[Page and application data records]
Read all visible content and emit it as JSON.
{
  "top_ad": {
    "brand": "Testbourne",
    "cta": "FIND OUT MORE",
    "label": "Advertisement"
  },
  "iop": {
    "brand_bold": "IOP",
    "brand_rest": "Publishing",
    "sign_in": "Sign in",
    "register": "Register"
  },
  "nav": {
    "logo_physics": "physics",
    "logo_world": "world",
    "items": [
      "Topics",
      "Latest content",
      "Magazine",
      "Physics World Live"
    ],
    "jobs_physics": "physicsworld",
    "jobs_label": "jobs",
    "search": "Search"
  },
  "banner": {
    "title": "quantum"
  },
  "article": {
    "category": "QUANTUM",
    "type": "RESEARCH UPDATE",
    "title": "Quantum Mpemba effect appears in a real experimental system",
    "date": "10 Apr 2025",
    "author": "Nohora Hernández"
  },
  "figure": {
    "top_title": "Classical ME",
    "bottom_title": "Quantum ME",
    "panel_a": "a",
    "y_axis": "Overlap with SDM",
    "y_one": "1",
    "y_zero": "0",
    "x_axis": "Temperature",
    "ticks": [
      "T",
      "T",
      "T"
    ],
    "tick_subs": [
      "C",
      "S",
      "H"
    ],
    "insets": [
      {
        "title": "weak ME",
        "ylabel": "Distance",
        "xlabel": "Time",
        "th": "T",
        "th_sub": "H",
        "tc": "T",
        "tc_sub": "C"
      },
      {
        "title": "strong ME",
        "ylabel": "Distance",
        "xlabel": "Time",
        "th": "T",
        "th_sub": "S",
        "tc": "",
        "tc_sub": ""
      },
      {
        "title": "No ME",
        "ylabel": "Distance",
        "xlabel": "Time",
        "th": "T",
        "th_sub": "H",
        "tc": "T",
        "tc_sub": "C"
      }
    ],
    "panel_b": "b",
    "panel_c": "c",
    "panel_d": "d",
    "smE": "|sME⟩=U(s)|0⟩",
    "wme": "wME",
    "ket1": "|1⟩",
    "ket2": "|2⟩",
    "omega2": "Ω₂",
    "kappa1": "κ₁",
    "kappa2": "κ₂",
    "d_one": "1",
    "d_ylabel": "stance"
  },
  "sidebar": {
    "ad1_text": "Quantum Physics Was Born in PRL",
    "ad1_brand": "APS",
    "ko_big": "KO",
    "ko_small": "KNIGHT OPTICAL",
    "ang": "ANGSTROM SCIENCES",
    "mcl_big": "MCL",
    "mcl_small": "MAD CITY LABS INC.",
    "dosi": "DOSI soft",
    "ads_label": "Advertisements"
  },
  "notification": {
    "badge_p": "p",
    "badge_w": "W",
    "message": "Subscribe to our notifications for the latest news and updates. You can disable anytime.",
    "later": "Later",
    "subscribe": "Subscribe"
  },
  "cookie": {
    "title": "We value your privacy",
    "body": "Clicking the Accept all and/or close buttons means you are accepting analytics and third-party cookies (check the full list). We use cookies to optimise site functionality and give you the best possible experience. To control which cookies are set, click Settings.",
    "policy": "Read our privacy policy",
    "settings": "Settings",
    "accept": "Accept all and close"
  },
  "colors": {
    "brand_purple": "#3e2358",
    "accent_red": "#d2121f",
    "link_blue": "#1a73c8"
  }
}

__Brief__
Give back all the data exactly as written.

__Response area__
Read all visible content and emit it as JSON.
{
  "top_ad": {
    "brand": "Testbourne",
    "cta": "FIND OUT MORE",
    "label": "Advertisement"
  },
  "iop": {
    "brand_bold": "IOP",
    "brand_rest": "Publishing",
    "sign_in": "Sign in",
    "register": "Register"
  },
  "nav": {
    "logo_physics": "physics",
    "logo_world": "world",
    "items": [
      "Topics",
      "Latest content",
      "Magazine",
      "Physics World Live"
    ],
    "jobs_physics": "physicsworld",
    "jobs_label": "jobs",
    "search": "Search"
  },
  "banner": {
    "title": "quantum"
  },
  "article": {
    "category": "QUANTUM",
    "type": "RESEARCH UPDATE",
    "title": "Quantum Mpemba effect appears in a real experimental system",
    "date": "10 Apr 2025",
    "author": "Nohora Hernández"
  },
  "figure": {
    "top_title": "Classical ME",
    "bottom_title": "Quantum ME",
    "panel_a": "a",
    "y_axis": "Overlap with SDM",
    "y_one": "1",
    "y_zero": "0",
    "x_axis": "Temperature",
    "ticks": [
      "T",
      "T",
      "T"
    ],
    "tick_subs": [
      "C",
      "S",
      "H"
    ],
    "insets": [
      {
        "title": "weak ME",
        "ylabel": "Distance",
        "xlabel": "Time",
        "th": "T",
        "th_sub": "H",
        "tc": "T",
        "tc_sub": "C"
      },
      {
        "title": "strong ME",
        "ylabel": "Distance",
        "xlabel": "Time",
        "th": "T",
        "th_sub": "S",
        "tc": "",
        "tc_sub": ""
      },
      {
        "title": "No ME",
        "ylabel": "Distance",
        "xlabel": "Time",
        "th": "T",
        "th_sub": "H",
        "tc": "T",
        "tc_sub": "C"
      }
    ],
    "panel_b": "b",
    "panel_c": "c",
    "panel_d": "d",
    "smE": "|sME⟩=U(s)|0⟩",
    "wme": "wME",
    "ket1": "|1⟩",
    "ket2": "|2⟩",
    "omega2": "Ω₂",
    "kappa1": "κ₁",
    "kappa2": "κ₂",
    "d_one": "1",
    "d_ylabel": "stance"
  },
  "sidebar": {
    "ad1_text": "Quantum Physics Was Born in PRL",
    "ad1_brand": "APS",
    "ko_big": "KO",
    "ko_small": "KNIGHT OPTICAL",
    "ang": "ANGSTROM SCIENCES",
    "mcl_big": "MCL",
    "mcl_small": "MAD CITY LABS INC.",
    "dosi": "DOSI soft",
    "ads_label": "Advertisements"
  },
  "notification": {
    "badge_p": "p",
    "badge_w": "W",
    "message": "Subscribe to our notifications for the latest news and updates. You can disable anytime.",
    "later": "Later",
    "subscribe": "Subscribe"
  },
  "cookie": {
    "title": "We value your privacy",
    "body": "Clicking the Accept all and/or close buttons means you are accepting analytics and third-party cookies (check the full list). We use cookies to optimise site functionality and give you the best possible experience. To control which cookies are set, click Settings.",
    "policy": "Read our privacy policy",
    "settings": "Settings",
    "accept": "Accept all and close"
  },
  "colors": {
    "brand_purple": "#3e2358",
    "accent_red": "#d2121f",
    "link_blue": "#1a73c8"
  }
}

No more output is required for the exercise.